_RECORDS TO USE_:
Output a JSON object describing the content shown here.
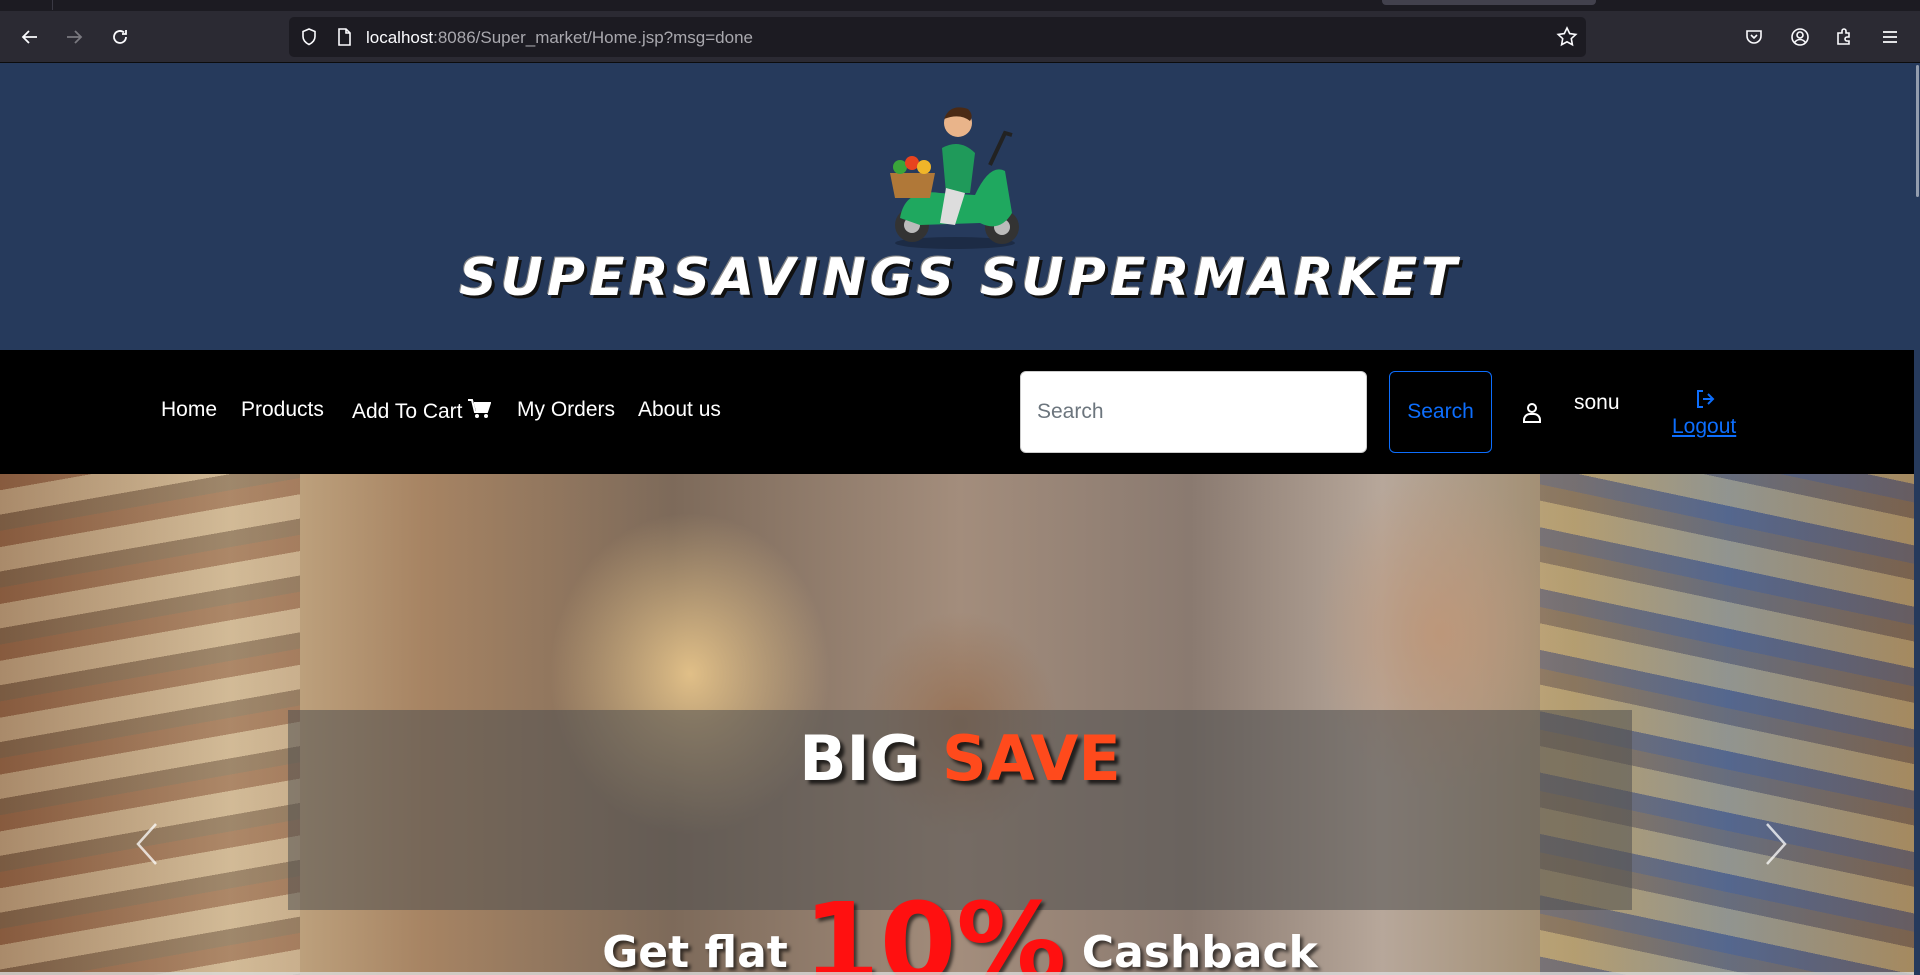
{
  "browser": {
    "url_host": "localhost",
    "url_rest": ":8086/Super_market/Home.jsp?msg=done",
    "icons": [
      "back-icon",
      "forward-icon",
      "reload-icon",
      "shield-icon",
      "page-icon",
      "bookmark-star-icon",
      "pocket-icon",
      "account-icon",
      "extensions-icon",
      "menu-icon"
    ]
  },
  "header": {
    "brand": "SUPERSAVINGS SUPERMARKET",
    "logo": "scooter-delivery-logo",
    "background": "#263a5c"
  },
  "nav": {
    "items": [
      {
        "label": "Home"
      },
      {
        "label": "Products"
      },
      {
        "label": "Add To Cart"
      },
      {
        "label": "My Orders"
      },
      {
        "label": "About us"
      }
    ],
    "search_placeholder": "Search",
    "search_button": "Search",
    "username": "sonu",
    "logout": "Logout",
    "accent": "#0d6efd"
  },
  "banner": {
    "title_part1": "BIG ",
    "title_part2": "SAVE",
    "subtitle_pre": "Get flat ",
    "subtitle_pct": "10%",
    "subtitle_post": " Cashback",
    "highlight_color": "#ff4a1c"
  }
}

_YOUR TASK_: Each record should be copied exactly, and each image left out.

_SOLUTION BELOW_:
Output a JSON object describing the content shown here.
{
  "browser": {
    "url_host": "localhost",
    "url_rest": ":8086/Super_market/Home.jsp?msg=done",
    "icons": [
      "back-icon",
      "forward-icon",
      "reload-icon",
      "shield-icon",
      "page-icon",
      "bookmark-star-icon",
      "pocket-icon",
      "account-icon",
      "extensions-icon",
      "menu-icon"
    ]
  },
  "header": {
    "brand": "SUPERSAVINGS SUPERMARKET",
    "logo": "scooter-delivery-logo",
    "background": "#263a5c"
  },
  "nav": {
    "items": [
      {
        "label": "Home"
      },
      {
        "label": "Products"
      },
      {
        "label": "Add To Cart"
      },
      {
        "label": "My Orders"
      },
      {
        "label": "About us"
      }
    ],
    "search_placeholder": "Search",
    "search_button": "Search",
    "username": "sonu",
    "logout": "Logout",
    "accent": "#0d6efd"
  },
  "banner": {
    "title_part1": "BIG ",
    "title_part2": "SAVE",
    "subtitle_pre": "Get flat ",
    "subtitle_pct": "10%",
    "subtitle_post": " Cashback",
    "highlight_color": "#ff4a1c"
  }
}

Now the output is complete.